He graduated from Tel Aviv University twice, first with a B.A. in economics and statistics (1969) and then as a member of the first graduating class in the economics M.A. program (1971). Just three years later he completed his Ph.D. in economics at Harvard. Returning immediately to Tel Aviv University, he was a lecturer and later a university professor (1974-2004). In 1997, having already made landmark contributions in three separate areas of economics, he agreed to return to Harvard University.
He is married to Ruth Helpman, and has two daughters. All three women are highly trained professionals. A renaissance man of many interests, his passion is opera.
Helpman's contributions include studies of the balance of payments, exchange-rate regimes, stabilization programs and foreign debt. Most important, however, are his studies of international trade, economic growth and political economy. He is a cofounder of the "new trade theory'' and the "new growth theory,'' which emphasize the roles of economies of scale and imperfect competition. Much of his work in trade, growth, and political economy is summarized in seven books: Market Structure and Foreign Trade (with Paul Krugman), Trade Policy and Market Structure (with Paul Krugman), Innovation and Growth in the Global Economy (with Gene Grossman), Special Interest Politics (with Gene Grossman), Interest Groups and Trade Policy (with Gene Grossman), The Mystery of Economic Growth, and Understanding Global Trade.

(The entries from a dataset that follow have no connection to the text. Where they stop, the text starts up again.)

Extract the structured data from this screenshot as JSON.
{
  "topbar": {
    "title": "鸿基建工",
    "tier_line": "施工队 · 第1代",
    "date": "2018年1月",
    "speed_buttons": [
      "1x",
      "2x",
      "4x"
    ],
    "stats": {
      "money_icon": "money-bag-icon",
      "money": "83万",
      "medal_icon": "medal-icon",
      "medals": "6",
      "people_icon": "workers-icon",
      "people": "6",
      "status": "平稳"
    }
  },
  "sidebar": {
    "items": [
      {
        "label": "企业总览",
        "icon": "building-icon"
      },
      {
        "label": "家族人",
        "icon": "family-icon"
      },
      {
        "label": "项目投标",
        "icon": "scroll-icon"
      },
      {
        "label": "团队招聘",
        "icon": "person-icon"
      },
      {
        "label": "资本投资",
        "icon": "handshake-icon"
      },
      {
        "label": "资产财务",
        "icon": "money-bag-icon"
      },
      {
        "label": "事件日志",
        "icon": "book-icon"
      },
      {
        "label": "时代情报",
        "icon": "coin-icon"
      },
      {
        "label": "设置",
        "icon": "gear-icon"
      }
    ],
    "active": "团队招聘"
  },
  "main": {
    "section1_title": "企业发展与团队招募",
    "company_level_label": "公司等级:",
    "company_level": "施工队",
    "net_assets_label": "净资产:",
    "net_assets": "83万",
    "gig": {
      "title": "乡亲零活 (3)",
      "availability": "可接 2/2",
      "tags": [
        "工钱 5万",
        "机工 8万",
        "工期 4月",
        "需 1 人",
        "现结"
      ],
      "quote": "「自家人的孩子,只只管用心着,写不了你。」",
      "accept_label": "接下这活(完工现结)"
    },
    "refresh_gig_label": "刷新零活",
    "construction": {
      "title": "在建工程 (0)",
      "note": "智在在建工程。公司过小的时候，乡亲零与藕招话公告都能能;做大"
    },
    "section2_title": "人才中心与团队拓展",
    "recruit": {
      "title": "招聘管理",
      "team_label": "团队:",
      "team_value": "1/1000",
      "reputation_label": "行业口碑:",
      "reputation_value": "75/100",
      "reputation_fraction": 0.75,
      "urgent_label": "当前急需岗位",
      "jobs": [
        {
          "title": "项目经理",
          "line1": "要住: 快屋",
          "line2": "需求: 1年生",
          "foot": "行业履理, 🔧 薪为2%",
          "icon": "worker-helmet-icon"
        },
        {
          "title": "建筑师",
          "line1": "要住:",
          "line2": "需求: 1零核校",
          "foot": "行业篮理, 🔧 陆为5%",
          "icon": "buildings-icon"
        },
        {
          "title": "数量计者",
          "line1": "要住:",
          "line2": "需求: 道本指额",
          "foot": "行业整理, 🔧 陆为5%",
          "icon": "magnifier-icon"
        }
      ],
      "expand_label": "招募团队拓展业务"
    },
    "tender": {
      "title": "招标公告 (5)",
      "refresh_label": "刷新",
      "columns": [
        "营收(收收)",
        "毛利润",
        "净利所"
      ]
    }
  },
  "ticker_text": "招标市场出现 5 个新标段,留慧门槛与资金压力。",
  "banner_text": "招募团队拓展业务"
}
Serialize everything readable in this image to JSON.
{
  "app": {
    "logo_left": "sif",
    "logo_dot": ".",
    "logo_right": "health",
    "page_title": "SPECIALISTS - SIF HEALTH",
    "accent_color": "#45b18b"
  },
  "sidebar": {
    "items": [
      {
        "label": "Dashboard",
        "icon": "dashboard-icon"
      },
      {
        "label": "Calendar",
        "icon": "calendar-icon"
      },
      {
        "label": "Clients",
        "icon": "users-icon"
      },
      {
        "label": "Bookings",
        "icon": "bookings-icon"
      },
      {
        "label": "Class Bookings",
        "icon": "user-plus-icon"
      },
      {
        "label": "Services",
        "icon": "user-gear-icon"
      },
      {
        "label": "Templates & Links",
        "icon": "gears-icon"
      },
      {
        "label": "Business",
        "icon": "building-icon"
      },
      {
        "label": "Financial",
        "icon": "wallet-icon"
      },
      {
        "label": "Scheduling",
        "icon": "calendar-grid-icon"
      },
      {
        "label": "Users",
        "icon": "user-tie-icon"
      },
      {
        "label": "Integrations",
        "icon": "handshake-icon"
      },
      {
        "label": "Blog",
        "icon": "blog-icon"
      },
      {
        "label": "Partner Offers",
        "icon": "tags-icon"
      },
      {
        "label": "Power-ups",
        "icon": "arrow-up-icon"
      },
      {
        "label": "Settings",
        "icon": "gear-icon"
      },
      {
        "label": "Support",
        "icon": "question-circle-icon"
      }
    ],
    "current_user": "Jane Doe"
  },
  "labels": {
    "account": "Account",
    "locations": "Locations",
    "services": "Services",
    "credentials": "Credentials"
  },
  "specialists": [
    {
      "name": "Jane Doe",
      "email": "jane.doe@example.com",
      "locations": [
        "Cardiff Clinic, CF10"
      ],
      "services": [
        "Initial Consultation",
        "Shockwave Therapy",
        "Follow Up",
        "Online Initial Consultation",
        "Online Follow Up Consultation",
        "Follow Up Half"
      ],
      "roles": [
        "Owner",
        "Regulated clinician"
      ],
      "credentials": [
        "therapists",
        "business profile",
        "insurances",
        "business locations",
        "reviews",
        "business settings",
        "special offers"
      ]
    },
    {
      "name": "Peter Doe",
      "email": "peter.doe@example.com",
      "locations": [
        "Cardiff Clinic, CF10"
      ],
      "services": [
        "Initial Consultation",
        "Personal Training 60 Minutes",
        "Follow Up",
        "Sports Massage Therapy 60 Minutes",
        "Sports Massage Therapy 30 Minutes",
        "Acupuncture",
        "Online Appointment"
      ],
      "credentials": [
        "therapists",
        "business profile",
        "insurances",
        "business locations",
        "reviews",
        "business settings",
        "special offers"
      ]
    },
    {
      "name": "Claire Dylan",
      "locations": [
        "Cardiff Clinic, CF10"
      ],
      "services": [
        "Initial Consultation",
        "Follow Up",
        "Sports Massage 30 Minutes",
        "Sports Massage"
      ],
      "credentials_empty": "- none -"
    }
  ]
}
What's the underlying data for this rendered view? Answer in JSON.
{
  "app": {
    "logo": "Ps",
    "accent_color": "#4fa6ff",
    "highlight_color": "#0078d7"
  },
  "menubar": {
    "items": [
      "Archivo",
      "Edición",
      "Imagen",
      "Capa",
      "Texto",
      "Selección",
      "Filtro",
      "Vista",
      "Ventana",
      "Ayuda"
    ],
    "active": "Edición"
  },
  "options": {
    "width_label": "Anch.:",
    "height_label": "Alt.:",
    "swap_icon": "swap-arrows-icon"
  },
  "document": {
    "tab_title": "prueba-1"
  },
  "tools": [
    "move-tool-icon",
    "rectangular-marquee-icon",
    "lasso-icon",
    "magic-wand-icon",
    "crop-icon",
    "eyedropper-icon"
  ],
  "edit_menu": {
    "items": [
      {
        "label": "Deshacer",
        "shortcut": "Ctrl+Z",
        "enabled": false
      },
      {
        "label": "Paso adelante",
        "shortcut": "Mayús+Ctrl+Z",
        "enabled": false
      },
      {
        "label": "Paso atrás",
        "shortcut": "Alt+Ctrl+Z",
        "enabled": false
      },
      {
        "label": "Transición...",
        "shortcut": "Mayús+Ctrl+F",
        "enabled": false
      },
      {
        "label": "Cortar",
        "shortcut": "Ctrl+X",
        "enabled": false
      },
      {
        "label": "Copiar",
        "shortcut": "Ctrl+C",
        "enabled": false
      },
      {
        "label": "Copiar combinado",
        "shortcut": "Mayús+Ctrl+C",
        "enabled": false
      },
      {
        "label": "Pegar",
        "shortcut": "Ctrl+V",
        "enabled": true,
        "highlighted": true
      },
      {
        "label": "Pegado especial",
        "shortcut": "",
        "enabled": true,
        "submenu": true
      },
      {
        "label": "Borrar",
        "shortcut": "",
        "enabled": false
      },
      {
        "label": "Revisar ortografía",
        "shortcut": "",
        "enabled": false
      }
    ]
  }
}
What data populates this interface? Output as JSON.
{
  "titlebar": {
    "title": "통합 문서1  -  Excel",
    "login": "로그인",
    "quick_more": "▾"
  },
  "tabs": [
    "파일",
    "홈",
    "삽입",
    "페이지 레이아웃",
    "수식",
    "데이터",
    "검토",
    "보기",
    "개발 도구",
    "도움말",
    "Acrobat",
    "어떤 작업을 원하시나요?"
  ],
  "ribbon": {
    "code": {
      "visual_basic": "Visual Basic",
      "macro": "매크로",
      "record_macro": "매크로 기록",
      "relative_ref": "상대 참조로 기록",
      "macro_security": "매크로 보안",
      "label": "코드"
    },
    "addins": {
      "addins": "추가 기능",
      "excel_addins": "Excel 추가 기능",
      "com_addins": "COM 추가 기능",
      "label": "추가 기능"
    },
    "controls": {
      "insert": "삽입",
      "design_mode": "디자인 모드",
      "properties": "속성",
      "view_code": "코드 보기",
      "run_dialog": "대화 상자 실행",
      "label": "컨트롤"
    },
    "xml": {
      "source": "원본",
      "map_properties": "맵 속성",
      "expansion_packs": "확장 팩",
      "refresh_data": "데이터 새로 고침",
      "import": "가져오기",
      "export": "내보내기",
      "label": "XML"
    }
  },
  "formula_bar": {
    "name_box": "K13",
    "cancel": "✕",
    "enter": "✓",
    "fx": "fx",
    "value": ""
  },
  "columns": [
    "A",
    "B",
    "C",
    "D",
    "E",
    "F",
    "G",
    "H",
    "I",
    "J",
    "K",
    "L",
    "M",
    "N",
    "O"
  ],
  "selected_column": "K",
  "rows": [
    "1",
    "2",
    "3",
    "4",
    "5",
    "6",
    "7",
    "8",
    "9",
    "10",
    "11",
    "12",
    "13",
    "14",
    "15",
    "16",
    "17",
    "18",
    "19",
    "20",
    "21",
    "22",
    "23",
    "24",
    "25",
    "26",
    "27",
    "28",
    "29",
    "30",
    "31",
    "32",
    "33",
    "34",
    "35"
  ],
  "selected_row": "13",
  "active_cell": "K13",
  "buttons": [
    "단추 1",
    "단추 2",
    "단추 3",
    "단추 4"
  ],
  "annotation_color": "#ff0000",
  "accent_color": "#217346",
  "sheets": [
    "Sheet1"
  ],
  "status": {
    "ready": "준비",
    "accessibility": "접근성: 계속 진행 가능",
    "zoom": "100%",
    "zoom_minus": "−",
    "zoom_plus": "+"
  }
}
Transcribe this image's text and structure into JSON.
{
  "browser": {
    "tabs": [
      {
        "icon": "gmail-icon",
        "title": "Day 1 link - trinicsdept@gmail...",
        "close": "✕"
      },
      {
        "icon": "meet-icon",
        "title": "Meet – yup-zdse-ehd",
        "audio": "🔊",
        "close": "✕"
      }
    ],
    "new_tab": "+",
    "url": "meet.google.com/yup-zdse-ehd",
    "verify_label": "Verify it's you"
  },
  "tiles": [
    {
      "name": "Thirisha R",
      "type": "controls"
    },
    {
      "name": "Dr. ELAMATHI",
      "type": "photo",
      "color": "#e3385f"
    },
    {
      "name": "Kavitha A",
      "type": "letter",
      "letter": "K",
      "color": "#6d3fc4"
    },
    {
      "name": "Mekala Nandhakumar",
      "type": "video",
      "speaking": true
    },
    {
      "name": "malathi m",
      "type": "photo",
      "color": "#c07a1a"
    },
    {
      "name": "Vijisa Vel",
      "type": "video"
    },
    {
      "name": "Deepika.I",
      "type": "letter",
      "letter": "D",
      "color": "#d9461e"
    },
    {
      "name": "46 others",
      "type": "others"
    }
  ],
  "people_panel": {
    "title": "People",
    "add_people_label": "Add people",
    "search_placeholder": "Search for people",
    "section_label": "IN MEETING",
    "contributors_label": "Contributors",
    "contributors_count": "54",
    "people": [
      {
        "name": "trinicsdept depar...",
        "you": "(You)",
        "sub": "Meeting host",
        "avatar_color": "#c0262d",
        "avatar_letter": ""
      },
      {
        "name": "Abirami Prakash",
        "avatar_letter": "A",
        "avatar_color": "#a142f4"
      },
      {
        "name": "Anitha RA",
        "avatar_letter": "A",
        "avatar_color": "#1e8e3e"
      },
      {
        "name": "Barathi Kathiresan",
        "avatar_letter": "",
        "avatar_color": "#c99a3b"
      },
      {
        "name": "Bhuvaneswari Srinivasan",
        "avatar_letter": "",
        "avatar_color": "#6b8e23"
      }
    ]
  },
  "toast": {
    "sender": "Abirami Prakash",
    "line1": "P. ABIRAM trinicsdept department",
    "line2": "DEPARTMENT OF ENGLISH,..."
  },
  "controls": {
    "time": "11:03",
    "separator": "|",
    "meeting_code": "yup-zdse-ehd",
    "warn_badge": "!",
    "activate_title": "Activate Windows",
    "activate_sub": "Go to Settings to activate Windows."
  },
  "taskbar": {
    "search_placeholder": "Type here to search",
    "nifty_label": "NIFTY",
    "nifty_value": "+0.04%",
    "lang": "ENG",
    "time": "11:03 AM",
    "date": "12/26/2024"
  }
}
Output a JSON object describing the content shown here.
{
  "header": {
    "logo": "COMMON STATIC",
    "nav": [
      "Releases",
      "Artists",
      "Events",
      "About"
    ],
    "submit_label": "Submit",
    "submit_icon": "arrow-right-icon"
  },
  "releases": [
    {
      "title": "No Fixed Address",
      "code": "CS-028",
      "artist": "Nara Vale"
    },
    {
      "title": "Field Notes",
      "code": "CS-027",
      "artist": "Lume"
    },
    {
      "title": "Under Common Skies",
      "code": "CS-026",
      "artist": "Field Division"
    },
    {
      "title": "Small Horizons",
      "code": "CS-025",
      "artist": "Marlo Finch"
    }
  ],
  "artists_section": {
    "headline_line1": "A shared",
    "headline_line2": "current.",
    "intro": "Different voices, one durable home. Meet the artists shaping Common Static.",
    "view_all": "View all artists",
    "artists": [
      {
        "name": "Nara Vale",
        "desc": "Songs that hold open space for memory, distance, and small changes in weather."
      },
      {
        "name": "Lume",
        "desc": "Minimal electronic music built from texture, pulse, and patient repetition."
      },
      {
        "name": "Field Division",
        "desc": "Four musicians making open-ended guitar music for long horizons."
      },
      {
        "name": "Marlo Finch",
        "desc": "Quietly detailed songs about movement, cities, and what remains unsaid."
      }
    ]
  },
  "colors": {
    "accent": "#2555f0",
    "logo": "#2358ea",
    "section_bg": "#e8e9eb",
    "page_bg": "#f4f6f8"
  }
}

Helpman has also studied the Israeli economy and has been an active participant in Israeli policy debates. He was a member of the Advisory Board of the Bank of Israel, the Council for National Planning, and the National Council for Research and Development. In addition, he was a member of the board of directors of Bank Hapoalim.
Helpman has served on the editorial boards of several scientific journals, and served as Co-Editor of the Journal of International Economics and the Quarterly Journal of Economics and as Editor of the European Economic Review. He is a Fellow of the Econometric Society and was a member of its Council. He delivered major invited lectures, such as the Frank Graham Memorial Lecture at Princeton University, the Schumpeter Lecture of the European Economic Association, of which he is also a fellow, the Walras-Bowley and Frisch Lectures of the Econometric Society and the Ohlin Lectures at the Stockholm School of Economics. He is a member of the Israeli Academy of Sciences and Humanities, a Foreign Honorary Member of the American Academy of Arts and Sciences, a Corresponding Fellow of the British Academy, a member of the European Academy of Sciences and Arts and a Distinguished Fellow of the American Economic Association. He was President of the Israeli Economic Association and President of the Econometric Society. He was awarded Honorary Doctorates by the Catholic University of Louvain and the University of Warsaw. From 2004 to 2014 he was director of the Program on Institutions, Organizations and Growth at the Canadian Institute for Advanced Research (CIFAR). He received the Mahalanobis Memorial Medal, the Bernhard Harms Prize, the Rothschild Prize, the EMET Prize, the Nemmers Prize, the Onassis Prize, the BBVA Foundation Frontiers of Knowledge Award, the Jean-Jacques Laffont Prize, and the Israel Prize.